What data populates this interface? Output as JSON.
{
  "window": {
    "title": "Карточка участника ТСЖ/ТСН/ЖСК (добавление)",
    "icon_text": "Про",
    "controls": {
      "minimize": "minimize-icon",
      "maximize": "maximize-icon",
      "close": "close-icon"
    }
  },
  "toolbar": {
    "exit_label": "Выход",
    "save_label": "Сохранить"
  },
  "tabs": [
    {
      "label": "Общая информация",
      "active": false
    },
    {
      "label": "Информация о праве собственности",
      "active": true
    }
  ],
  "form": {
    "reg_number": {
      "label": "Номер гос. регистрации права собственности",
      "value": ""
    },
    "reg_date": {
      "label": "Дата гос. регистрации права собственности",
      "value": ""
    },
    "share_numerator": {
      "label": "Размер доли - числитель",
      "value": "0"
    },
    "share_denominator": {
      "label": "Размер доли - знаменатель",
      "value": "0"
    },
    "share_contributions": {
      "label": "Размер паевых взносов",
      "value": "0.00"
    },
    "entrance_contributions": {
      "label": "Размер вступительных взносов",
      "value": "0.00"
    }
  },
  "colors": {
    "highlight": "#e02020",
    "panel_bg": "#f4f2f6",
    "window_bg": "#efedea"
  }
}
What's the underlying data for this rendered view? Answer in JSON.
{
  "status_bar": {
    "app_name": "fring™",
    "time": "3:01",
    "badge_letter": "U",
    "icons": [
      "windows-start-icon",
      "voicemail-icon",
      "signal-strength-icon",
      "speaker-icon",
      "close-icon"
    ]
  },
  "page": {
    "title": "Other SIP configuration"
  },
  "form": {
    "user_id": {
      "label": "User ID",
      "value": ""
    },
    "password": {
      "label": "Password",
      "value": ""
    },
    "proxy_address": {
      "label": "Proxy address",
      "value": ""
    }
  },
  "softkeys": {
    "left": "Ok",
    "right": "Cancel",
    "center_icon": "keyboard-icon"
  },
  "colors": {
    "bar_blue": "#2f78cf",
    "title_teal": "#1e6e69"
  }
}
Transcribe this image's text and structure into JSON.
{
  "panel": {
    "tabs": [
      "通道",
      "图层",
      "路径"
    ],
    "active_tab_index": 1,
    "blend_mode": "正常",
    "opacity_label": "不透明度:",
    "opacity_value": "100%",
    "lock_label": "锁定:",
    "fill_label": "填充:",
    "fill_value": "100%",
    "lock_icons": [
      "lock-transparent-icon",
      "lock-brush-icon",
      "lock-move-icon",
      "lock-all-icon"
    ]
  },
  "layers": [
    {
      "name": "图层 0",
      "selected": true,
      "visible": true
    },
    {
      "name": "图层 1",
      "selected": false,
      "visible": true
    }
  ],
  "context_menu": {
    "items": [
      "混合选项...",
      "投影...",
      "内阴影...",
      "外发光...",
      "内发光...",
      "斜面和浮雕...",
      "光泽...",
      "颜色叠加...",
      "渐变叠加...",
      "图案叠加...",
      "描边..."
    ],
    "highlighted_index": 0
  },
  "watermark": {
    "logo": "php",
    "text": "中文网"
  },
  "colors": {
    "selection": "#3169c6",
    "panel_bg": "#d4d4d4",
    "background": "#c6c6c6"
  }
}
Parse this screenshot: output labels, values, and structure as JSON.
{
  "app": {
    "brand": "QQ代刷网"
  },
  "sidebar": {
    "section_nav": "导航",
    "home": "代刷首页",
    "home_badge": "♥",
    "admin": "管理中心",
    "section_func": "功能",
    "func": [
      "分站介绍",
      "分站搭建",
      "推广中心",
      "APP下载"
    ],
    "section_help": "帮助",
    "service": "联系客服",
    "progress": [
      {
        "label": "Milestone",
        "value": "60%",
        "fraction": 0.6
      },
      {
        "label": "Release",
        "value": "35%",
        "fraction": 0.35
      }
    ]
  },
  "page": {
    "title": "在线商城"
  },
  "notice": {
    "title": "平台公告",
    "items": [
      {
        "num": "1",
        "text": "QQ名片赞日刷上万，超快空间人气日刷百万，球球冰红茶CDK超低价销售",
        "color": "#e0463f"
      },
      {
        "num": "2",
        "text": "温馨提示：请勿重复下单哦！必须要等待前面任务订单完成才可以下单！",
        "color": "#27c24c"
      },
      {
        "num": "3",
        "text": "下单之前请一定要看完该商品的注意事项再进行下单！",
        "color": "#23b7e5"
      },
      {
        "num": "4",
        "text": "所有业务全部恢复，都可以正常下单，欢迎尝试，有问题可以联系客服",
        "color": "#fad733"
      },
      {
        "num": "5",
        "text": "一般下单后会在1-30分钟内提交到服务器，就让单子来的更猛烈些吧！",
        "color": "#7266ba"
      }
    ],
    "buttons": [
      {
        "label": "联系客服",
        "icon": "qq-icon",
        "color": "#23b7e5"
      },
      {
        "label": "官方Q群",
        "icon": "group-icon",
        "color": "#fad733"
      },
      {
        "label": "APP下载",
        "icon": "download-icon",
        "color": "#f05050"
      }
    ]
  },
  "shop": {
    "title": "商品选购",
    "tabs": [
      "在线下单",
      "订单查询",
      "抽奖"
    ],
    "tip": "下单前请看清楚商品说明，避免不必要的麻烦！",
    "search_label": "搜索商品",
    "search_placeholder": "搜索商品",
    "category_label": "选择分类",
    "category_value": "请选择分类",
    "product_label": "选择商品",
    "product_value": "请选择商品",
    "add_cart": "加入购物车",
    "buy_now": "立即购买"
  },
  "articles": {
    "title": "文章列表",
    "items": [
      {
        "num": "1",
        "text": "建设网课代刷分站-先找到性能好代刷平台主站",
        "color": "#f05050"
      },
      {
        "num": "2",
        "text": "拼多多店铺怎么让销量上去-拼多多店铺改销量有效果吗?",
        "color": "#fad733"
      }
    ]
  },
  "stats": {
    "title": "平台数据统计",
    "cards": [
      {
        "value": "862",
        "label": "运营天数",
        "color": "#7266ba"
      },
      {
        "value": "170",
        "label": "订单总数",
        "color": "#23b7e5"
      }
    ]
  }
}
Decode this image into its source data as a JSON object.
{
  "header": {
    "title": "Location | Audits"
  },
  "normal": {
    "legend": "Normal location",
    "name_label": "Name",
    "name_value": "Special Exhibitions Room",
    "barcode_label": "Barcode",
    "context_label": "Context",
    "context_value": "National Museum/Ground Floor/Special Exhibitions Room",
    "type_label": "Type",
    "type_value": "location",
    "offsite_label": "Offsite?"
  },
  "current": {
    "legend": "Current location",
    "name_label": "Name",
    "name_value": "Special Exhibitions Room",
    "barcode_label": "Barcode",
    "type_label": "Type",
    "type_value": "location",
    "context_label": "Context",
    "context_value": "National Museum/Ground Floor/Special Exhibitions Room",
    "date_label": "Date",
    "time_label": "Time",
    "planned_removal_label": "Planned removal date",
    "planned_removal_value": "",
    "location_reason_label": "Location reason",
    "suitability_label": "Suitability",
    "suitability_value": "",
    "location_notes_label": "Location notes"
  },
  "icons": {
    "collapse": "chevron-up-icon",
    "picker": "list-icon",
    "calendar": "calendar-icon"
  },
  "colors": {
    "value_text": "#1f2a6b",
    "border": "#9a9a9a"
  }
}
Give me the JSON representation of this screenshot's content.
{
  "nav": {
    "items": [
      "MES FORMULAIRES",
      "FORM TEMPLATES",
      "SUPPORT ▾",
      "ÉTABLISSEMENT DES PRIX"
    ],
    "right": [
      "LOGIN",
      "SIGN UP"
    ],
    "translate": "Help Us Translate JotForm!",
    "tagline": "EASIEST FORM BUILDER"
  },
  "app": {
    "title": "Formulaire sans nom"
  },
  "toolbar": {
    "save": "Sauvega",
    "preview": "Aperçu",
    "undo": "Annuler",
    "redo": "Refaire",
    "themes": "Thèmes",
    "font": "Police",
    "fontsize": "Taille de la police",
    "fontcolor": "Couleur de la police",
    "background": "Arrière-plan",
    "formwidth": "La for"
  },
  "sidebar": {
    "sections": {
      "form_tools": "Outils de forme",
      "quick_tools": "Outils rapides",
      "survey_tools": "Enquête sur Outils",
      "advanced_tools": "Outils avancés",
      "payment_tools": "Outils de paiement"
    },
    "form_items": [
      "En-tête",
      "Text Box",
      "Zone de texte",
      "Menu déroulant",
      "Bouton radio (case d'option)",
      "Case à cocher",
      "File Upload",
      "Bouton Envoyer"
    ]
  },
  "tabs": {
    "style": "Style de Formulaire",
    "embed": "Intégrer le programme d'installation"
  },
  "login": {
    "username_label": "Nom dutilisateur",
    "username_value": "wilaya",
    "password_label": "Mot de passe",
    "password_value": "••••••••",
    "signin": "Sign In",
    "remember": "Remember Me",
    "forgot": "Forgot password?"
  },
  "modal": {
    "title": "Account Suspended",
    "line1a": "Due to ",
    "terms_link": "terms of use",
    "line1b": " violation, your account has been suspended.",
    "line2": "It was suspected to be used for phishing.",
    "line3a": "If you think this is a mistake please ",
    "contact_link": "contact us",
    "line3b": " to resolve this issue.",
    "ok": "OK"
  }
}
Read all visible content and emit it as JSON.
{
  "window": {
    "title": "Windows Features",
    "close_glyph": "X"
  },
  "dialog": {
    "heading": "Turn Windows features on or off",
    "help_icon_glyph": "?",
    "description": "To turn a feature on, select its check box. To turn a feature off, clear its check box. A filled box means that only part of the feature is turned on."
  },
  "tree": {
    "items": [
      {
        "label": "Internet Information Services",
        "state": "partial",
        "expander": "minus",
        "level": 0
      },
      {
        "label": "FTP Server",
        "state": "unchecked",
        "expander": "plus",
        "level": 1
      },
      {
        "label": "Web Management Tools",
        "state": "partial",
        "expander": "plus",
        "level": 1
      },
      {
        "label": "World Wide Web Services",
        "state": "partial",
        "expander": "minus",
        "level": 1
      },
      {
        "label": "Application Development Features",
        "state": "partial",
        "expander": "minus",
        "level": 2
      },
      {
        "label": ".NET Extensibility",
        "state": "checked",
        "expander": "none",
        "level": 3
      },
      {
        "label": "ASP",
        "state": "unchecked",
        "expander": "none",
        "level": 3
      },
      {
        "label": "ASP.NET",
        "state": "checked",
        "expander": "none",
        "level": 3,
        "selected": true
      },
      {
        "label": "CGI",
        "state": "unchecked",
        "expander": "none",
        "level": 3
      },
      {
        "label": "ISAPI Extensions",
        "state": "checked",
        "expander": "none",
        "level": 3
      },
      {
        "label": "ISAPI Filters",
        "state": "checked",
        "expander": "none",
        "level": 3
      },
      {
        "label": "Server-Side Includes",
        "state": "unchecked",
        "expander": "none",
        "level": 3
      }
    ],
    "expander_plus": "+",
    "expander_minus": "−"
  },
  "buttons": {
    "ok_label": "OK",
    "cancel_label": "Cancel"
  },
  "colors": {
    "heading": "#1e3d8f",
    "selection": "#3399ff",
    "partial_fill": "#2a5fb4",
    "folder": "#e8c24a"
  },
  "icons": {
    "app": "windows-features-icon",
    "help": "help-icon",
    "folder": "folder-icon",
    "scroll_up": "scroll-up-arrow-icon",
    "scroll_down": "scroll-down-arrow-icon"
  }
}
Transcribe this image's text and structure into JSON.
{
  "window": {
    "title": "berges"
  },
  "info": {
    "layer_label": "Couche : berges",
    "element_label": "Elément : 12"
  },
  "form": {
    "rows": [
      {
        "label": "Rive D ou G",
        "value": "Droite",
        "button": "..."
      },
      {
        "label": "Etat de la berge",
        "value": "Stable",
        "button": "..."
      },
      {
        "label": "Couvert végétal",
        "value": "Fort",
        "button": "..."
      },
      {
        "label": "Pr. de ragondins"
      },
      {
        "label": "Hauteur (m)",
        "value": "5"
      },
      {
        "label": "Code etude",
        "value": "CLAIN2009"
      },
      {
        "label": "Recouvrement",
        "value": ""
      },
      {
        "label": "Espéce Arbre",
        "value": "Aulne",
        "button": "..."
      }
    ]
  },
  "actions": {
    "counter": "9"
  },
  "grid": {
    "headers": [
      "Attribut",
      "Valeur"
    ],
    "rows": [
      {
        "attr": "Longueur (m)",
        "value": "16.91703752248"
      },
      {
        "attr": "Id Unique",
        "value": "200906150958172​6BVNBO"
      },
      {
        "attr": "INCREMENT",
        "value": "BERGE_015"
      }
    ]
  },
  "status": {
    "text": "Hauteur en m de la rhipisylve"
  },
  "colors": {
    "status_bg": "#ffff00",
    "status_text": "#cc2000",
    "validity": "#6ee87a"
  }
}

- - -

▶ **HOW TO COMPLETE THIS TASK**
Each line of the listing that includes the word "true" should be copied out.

▶ **SOLVED EXERCISE**
      "active": true
      "selected": true,
      "visible": true
      "visible": true
        "selected": true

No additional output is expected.